“It was their labor and sacrifice that laid the foundation for this country, with no gain” to them, Spalding said. Slave labor and that of emancipated African-Americans helped build the White House and U.S. Capitol and many other noted Washington landmarks and institutions, including Georgetown University, which this past spring held a prayer service to express public contrition over the Maryland Society of Jesus’s 1838 sale of 272 enslaved women, children and men to benefit the university, which was then in financial difficulty. Georgetown renamed one of its campus buildings Isaac Hawkins Hall after the name of the first enslaved person listed on that bill of sale.

Spalding noted that the plaques will be installed on granite blocks in each of the five cemeteries in a well-traveled location where people can prayerfully reflect on the enslaved women and men buried throughout the archdiocese.

“They’re also part of our Catholic family, who embraced Christ and his redemption even while they were enslaved, and their faith never faltered,” said Spalding. “It’s a small tribute to acknowledge their existence, their sacrifice and their unwavering faith.”

Sandra Coles-Bell, the program director for the Archdiocese of Washington’s Office of Cultural Diversity and Outreach, said in an earlier interview that the blessing and placing of the memorial plaques in the Catholic cemeteries “provides the archdiocese the opportunity to recognize the sin of slavery and racism, as was done in Cardinal Wuerl’s pastoral letter, The Challenge of Racism Today, and to provide a dignity and honor to those Catholics who worked and prayed to the same God that you and I do.”

After the Mass, Bishop Campbell said the ceremony offered a way for the Church to remember those who suffered in slavery, “to recognize what happened was sinful and to say it was wrong… and to do all we can to stop racism today.”

As he processed from the altar, Cardinal Wuerl stopped to greet and embrace some African-American members of the congregation.

Afterward, Christine Tolson from St. Luke Parish in Washington said she appreciated the respect shown for “the lives of those people who came before us. That’s why I came, to remember them.”

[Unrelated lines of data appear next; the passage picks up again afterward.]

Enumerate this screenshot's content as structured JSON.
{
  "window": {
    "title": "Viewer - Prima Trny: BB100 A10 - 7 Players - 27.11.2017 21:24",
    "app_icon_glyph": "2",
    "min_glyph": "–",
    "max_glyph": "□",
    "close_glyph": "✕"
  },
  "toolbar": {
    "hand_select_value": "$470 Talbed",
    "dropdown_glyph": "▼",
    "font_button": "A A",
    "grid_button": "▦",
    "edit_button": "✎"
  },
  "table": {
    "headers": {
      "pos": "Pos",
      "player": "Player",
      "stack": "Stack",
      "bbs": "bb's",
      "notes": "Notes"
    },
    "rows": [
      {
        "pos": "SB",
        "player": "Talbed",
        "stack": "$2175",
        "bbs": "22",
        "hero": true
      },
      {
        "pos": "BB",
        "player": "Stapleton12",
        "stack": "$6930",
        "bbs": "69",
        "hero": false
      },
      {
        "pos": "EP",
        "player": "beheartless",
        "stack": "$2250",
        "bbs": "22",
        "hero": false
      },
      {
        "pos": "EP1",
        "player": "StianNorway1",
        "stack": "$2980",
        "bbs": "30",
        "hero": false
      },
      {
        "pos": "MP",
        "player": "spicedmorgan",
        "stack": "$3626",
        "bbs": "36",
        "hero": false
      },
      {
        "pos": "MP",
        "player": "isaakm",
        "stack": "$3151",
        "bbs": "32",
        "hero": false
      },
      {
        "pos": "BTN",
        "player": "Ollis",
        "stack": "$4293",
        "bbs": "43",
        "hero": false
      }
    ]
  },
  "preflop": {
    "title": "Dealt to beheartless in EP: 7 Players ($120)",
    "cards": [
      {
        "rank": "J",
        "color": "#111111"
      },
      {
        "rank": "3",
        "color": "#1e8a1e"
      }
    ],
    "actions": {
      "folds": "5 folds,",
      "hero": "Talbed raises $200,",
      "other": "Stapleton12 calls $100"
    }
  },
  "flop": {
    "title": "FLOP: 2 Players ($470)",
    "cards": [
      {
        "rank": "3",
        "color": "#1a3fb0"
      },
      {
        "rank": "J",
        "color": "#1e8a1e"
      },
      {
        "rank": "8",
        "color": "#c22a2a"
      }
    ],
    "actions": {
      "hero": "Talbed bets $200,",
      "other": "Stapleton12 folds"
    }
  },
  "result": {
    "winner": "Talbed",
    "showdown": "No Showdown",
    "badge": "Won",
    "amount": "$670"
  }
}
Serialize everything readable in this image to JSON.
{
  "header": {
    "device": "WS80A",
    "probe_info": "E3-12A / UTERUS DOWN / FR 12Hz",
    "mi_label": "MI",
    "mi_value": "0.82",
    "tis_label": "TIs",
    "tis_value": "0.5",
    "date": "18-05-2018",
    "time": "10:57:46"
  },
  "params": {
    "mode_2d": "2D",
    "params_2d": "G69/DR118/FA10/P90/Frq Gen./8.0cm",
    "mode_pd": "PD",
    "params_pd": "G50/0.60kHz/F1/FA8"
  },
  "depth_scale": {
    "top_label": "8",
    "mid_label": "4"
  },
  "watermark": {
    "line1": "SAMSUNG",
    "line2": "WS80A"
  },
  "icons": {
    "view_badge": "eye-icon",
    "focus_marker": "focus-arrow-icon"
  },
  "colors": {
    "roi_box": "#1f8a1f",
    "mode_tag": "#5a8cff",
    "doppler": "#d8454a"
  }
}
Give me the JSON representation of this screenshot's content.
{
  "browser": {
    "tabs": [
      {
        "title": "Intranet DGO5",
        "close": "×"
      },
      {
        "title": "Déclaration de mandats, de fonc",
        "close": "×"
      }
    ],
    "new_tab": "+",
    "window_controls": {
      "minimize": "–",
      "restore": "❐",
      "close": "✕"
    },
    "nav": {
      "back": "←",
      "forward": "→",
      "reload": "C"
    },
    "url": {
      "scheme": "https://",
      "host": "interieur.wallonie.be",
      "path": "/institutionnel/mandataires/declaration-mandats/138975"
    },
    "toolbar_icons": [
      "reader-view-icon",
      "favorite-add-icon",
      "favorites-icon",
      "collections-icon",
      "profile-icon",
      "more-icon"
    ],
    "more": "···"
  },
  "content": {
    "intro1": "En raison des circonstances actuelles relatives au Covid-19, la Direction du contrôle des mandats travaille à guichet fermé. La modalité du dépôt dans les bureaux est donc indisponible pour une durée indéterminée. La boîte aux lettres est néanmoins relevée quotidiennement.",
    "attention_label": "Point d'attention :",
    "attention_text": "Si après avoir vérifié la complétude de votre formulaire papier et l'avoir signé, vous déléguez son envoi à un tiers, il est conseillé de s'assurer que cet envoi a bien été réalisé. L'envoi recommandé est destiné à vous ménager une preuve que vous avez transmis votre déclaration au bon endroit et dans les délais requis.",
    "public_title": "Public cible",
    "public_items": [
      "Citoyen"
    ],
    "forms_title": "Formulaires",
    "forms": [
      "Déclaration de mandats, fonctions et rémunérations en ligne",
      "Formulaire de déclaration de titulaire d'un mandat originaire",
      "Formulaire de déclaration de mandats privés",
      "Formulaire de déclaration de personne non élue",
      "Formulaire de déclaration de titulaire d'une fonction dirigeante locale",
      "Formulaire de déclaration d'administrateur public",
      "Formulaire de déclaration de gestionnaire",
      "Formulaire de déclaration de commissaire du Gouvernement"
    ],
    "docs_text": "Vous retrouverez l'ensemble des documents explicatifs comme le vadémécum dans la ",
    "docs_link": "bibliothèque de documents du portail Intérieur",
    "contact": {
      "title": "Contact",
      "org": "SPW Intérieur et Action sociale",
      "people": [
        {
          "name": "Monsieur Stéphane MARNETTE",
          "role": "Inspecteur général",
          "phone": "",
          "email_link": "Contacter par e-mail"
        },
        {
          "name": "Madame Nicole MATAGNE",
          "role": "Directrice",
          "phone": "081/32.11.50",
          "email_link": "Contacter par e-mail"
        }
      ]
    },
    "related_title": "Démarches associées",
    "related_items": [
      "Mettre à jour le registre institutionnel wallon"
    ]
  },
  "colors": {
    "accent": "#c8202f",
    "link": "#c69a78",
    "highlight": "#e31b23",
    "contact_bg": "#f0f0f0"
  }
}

Claudia Thorne from St. Augustine Parish praised the Church’s effort to acknowledge the sin of slavery and to work to heal society of the sin of racism, calling it “a huge step… The Church is always telling us to acknowledge our sins and seek reconciliation.”

She praised the unwavering faith of the ancestors of today’s African-American Catholics, who even while enslaved, had “unwavering faith in God.”

“We stand on their shoulders,” Thorne said.

That point was echoed by Evelyn Quander Rattley, 93, a member of St. Benedict the Moor Parish in Washington, who said, “We would not have made it if it would not have been for our ancestors and their faith. They never gave up. In spite of everything, they prayed and thanked the Lord. That is what has brought us this far today. This beautiful faith in the Lord is what sustains us.”

Thelma Adams, a member of Holy Family Parish in Hillcrest Heights who is president of Sisters of the Spirit – a group formed for African-American Catholic women 15 years ago that now has members from many different ethnic backgrounds – said it was “a milestone” for the archdiocese to “right a wrong” by recognizing the humanity and dignity of those enslaved ancestors.

“I believe they are like you and me, children of God, and they had God in them to sustain them,” she said. “…It’s just a wonderful feeling that they’re remembered, and they must be smiling down at us from heaven, to finally be recognized.”